But Zeller has openly advocated the idea of harm reduction through nicotine-replacement systems, much more than his predecessor, Dr. Lawrence Deyton. So hope may yet exist for the plight of vapers who don't want to be lumped in with smokers. So much of the anti-smoking conversation is drenched in black-and-white thinking, promoting a system of total abolition over harm reduction. Unfortunately for smokers, this could impede their transition to a safe nicotine delivery system that they can use virtually anywhere, and one that may consequently help save lives. As of now, public discourse and education may act as the most important catalyst toward a widespread understanding of e-cigarettes.
For anyone who has seen an e-cigarette, the soft glow of the LED light at the end has little resemblance to a traditional cigarette, which is on fire and emitting a cloud of noxious smoke. If an FDA approved, emission-free e-cigarette eventually hits the market, users in San Francisco could still face a loss of freedom solely backed by the ideological social standards of the anti-smoking movement, which would bar them from vaping in public. But for now, San Francisco's vapers should enjoy their freedom while it lasts.
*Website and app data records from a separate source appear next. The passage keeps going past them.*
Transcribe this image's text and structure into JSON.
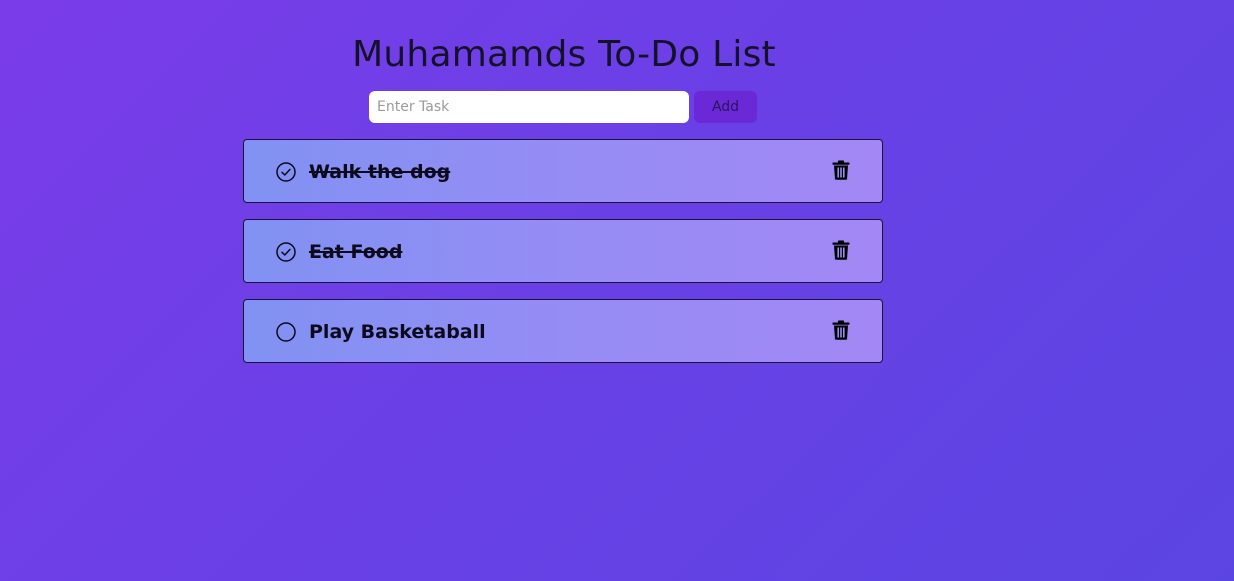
{
  "header": {
    "title": "Muhamamds To-Do List"
  },
  "form": {
    "input_value": "",
    "input_placeholder": "Enter Task",
    "add_label": "Add"
  },
  "tasks": [
    {
      "text": "Walk the dog",
      "completed": true
    },
    {
      "text": "Eat Food",
      "completed": true
    },
    {
      "text": "Play Basketaball",
      "completed": false
    }
  ],
  "icons": {
    "check": "check-circle-icon",
    "uncheck": "empty-circle-icon",
    "delete": "trash-icon"
  },
  "colors": {
    "background_start": "#7a3ce8",
    "background_end": "#5b45e2",
    "button": "#6a28d6",
    "item_start": "#8192f2",
    "item_end": "#a388f5",
    "text": "#0c0a1c"
  }
}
CORRECTION: This article was corrected to change the chemical name in Conley's quote from propylene glycol and to clarify that the FDA studied the liquid in e-cigarettes, not their emissions.